• [DATA]
^^^^^^^^

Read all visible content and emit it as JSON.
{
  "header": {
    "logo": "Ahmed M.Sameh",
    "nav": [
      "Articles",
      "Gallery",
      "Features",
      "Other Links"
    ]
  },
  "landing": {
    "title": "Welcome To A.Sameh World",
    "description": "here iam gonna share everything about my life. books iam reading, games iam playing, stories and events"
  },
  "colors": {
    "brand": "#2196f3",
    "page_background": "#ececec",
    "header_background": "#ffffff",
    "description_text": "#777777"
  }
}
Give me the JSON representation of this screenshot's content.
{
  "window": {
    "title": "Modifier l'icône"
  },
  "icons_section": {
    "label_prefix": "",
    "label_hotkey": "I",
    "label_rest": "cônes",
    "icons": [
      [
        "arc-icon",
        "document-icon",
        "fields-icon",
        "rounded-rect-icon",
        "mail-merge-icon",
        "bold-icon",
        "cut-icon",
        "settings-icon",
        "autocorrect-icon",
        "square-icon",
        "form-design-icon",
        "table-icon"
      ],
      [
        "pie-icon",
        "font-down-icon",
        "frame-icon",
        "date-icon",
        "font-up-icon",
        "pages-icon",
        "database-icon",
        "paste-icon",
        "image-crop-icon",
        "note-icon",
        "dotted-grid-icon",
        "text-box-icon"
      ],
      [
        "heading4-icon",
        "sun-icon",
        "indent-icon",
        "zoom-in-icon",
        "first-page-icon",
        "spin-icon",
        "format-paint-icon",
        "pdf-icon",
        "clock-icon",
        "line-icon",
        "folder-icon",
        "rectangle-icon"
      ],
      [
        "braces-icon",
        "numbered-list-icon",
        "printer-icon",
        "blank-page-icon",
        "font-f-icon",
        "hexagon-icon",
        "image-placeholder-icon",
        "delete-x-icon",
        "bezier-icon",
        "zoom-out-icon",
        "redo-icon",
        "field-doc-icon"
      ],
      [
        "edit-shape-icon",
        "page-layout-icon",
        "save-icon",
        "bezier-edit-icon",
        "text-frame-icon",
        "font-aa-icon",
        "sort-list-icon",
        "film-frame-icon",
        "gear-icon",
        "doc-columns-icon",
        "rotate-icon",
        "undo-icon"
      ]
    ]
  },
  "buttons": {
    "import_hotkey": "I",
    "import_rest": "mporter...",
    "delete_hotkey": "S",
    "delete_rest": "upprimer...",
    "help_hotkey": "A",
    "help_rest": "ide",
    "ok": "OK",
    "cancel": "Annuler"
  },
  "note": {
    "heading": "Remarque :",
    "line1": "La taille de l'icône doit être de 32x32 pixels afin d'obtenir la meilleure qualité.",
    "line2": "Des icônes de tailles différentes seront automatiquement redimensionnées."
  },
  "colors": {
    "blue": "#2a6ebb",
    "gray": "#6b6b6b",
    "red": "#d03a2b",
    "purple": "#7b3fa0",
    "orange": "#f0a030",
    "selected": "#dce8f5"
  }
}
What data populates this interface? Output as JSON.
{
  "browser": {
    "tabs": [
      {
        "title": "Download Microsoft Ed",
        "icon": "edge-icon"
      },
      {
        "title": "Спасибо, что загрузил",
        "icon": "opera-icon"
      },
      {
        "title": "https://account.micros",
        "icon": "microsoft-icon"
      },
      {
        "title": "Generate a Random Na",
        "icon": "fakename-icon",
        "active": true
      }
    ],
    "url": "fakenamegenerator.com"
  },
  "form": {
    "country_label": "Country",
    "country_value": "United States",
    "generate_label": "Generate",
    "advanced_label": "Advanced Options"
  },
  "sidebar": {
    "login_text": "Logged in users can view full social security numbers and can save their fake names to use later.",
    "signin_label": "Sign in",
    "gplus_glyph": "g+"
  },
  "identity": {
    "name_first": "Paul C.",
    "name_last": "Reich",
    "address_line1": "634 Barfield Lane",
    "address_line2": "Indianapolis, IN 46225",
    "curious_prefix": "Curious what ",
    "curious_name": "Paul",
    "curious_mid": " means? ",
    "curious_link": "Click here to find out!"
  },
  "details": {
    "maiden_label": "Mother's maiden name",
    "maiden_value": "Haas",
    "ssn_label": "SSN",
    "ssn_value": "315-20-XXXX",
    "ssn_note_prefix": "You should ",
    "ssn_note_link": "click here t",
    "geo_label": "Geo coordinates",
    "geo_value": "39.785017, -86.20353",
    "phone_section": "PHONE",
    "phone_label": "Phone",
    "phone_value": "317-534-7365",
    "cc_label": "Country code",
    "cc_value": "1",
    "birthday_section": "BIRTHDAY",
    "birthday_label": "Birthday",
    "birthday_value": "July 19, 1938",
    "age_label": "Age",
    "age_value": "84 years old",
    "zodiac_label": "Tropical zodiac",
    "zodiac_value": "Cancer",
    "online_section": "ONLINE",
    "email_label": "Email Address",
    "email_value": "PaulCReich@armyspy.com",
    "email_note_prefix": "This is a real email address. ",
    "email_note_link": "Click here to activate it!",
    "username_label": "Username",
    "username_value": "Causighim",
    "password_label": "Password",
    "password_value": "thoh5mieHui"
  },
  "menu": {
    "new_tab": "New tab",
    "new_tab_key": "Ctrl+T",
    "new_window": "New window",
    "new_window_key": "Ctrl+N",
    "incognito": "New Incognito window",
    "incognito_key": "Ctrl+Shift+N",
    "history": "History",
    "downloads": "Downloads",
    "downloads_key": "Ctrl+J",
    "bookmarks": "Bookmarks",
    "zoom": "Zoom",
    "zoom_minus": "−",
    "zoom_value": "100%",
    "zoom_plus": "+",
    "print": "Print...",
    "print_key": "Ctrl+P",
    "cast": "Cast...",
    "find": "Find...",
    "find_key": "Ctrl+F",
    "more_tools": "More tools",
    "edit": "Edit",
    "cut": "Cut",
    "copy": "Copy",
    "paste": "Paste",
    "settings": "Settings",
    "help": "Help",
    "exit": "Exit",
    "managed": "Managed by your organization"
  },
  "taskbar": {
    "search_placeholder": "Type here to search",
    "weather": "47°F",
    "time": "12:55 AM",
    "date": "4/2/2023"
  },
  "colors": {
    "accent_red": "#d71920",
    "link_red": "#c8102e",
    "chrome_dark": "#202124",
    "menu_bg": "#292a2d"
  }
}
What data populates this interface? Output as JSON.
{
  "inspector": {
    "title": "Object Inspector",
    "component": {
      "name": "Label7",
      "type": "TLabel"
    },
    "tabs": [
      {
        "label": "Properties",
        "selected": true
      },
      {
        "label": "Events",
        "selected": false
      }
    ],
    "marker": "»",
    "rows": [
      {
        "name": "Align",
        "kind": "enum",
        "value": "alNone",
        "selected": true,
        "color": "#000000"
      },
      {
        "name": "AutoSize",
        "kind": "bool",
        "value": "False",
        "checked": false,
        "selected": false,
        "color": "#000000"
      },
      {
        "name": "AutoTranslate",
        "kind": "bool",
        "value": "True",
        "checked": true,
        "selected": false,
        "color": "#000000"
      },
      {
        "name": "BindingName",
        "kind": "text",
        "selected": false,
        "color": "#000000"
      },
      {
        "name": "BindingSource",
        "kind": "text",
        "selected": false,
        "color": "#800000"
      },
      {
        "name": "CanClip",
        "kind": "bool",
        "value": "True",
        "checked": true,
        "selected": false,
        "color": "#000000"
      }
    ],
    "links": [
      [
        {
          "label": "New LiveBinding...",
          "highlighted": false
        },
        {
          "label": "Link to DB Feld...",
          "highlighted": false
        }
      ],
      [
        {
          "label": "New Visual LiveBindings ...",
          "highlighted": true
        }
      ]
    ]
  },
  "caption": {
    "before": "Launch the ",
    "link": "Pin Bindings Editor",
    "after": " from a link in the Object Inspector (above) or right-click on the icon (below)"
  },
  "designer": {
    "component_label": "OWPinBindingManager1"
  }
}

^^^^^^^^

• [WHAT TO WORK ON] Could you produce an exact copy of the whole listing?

• [SOLUTION FOR THIS PROBLEM]
Read all visible content and emit it as JSON.
{
  "header": {
    "logo": "Ahmed M.Sameh",
    "nav": [
      "Articles",
      "Gallery",
      "Features",
      "Other Links"
    ]
  },
  "landing": {
    "title": "Welcome To A.Sameh World",
    "description": "here iam gonna share everything about my life. books iam reading, games iam playing, stories and events"
  },
  "colors": {
    "brand": "#2196f3",
    "page_background": "#ececec",
    "header_background": "#ffffff",
    "description_text": "#777777"
  }
}
Give me the JSON representation of this screenshot's content.
{
  "window": {
    "title": "Modifier l'icône"
  },
  "icons_section": {
    "label_prefix": "",
    "label_hotkey": "I",
    "label_rest": "cônes",
    "icons": [
      [
        "arc-icon",
        "document-icon",
        "fields-icon",
        "rounded-rect-icon",
        "mail-merge-icon",
        "bold-icon",
        "cut-icon",
        "settings-icon",
        "autocorrect-icon",
        "square-icon",
        "form-design-icon",
        "table-icon"
      ],
      [
        "pie-icon",
        "font-down-icon",
        "frame-icon",
        "date-icon",
        "font-up-icon",
        "pages-icon",
        "database-icon",
        "paste-icon",
        "image-crop-icon",
        "note-icon",
        "dotted-grid-icon",
        "text-box-icon"
      ],
      [
        "heading4-icon",
        "sun-icon",
        "indent-icon",
        "zoom-in-icon",
        "first-page-icon",
        "spin-icon",
        "format-paint-icon",
        "pdf-icon",
        "clock-icon",
        "line-icon",
        "folder-icon",
        "rectangle-icon"
      ],
      [
        "braces-icon",
        "numbered-list-icon",
        "printer-icon",
        "blank-page-icon",
        "font-f-icon",
        "hexagon-icon",
        "image-placeholder-icon",
        "delete-x-icon",
        "bezier-icon",
        "zoom-out-icon",
        "redo-icon",
        "field-doc-icon"
      ],
      [
        "edit-shape-icon",
        "page-layout-icon",
        "save-icon",
        "bezier-edit-icon",
        "text-frame-icon",
        "font-aa-icon",
        "sort-list-icon",
        "film-frame-icon",
        "gear-icon",
        "doc-columns-icon",
        "rotate-icon",
        "undo-icon"
      ]
    ]
  },
  "buttons": {
    "import_hotkey": "I",
    "import_rest": "mporter...",
    "delete_hotkey": "S",
    "delete_rest": "upprimer...",
    "help_hotkey": "A",
    "help_rest": "ide",
    "ok": "OK",
    "cancel": "Annuler"
  },
  "note": {
    "heading": "Remarque :",
    "line1": "La taille de l'icône doit être de 32x32 pixels afin d'obtenir la meilleure qualité.",
    "line2": "Des icônes de tailles différentes seront automatiquement redimensionnées."
  },
  "colors": {
    "blue": "#2a6ebb",
    "gray": "#6b6b6b",
    "red": "#d03a2b",
    "purple": "#7b3fa0",
    "orange": "#f0a030",
    "selected": "#dce8f5"
  }
}
What data populates this interface? Output as JSON.
{
  "browser": {
    "tabs": [
      {
        "title": "Download Microsoft Ed",
        "icon": "edge-icon"
      },
      {
        "title": "Спасибо, что загрузил",
        "icon": "opera-icon"
      },
      {
        "title": "https://account.micros",
        "icon": "microsoft-icon"
      },
      {
        "title": "Generate a Random Na",
        "icon": "fakename-icon",
        "active": true
      }
    ],
    "url": "fakenamegenerator.com"
  },
  "form": {
    "country_label": "Country",
    "country_value": "United States",
    "generate_label": "Generate",
    "advanced_label": "Advanced Options"
  },
  "sidebar": {
    "login_text": "Logged in users can view full social security numbers and can save their fake names to use later.",
    "signin_label": "Sign in",
    "gplus_glyph": "g+"
  },
  "identity": {
    "name_first": "Paul C.",
    "name_last": "Reich",
    "address_line1": "634 Barfield Lane",
    "address_line2": "Indianapolis, IN 46225",
    "curious_prefix": "Curious what ",
    "curious_name": "Paul",
    "curious_mid": " means? ",
    "curious_link": "Click here to find out!"
  },
  "details": {
    "maiden_label": "Mother's maiden name",
    "maiden_value": "Haas",
    "ssn_label": "SSN",
    "ssn_value": "315-20-XXXX",
    "ssn_note_prefix": "You should ",
    "ssn_note_link": "click here t",
    "geo_label": "Geo coordinates",
    "geo_value": "39.785017, -86.20353",
    "phone_section": "PHONE",
    "phone_label": "Phone",
    "phone_value": "317-534-7365",
    "cc_label": "Country code",
    "cc_value": "1",
    "birthday_section": "BIRTHDAY",
    "birthday_label": "Birthday",
    "birthday_value": "July 19, 1938",
    "age_label": "Age",
    "age_value": "84 years old",
    "zodiac_label": "Tropical zodiac",
    "zodiac_value": "Cancer",
    "online_section": "ONLINE",
    "email_label": "Email Address",
    "email_value": "PaulCReich@armyspy.com",
    "email_note_prefix": "This is a real email address. ",
    "email_note_link": "Click here to activate it!",
    "username_label": "Username",
    "username_value": "Causighim",
    "password_label": "Password",
    "password_value": "thoh5mieHui"
  },
  "menu": {
    "new_tab": "New tab",
    "new_tab_key": "Ctrl+T",
    "new_window": "New window",
    "new_window_key": "Ctrl+N",
    "incognito": "New Incognito window",
    "incognito_key": "Ctrl+Shift+N",
    "history": "History",
    "downloads": "Downloads",
    "downloads_key": "Ctrl+J",
    "bookmarks": "Bookmarks",
    "zoom": "Zoom",
    "zoom_minus": "−",
    "zoom_value": "100%",
    "zoom_plus": "+",
    "print": "Print...",
    "print_key": "Ctrl+P",
    "cast": "Cast...",
    "find": "Find...",
    "find_key": "Ctrl+F",
    "more_tools": "More tools",
    "edit": "Edit",
    "cut": "Cut",
    "copy": "Copy",
    "paste": "Paste",
    "settings": "Settings",
    "help": "Help",
    "exit": "Exit",
    "managed": "Managed by your organization"
  },
  "taskbar": {
    "search_placeholder": "Type here to search",
    "weather": "47°F",
    "time": "12:55 AM",
    "date": "4/2/2023"
  },
  "colors": {
    "accent_red": "#d71920",
    "link_red": "#c8102e",
    "chrome_dark": "#202124",
    "menu_bg": "#292a2d"
  }
}
What data populates this interface? Output as JSON.
{
  "inspector": {
    "title": "Object Inspector",
    "component": {
      "name": "Label7",
      "type": "TLabel"
    },
    "tabs": [
      {
        "label": "Properties",
        "selected": true
      },
      {
        "label": "Events",
        "selected": false
      }
    ],
    "marker": "»",
    "rows": [
      {
        "name": "Align",
        "kind": "enum",
        "value": "alNone",
        "selected": true,
        "color": "#000000"
      },
      {
        "name": "AutoSize",
        "kind": "bool",
        "value": "False",
        "checked": false,
        "selected": false,
        "color": "#000000"
      },
      {
        "name": "AutoTranslate",
        "kind": "bool",
        "value": "True",
        "checked": true,
        "selected": false,
        "color": "#000000"
      },
      {
        "name": "BindingName",
        "kind": "text",
        "selected": false,
        "color": "#000000"
      },
      {
        "name": "BindingSource",
        "kind": "text",
        "selected": false,
        "color": "#800000"
      },
      {
        "name": "CanClip",
        "kind": "bool",
        "value": "True",
        "checked": true,
        "selected": false,
        "color": "#000000"
      }
    ],
    "links": [
      [
        {
          "label": "New LiveBinding...",
          "highlighted": false
        },
        {
          "label": "Link to DB Feld...",
          "highlighted": false
        }
      ],
      [
        {
          "label": "New Visual LiveBindings ...",
          "highlighted": true
        }
      ]
    ]
  },
  "caption": {
    "before": "Launch the ",
    "link": "Pin Bindings Editor",
    "after": " from a link in the Object Inspector (above) or right-click on the icon (below)"
  },
  "designer": {
    "component_label": "OWPinBindingManager1"
  }
}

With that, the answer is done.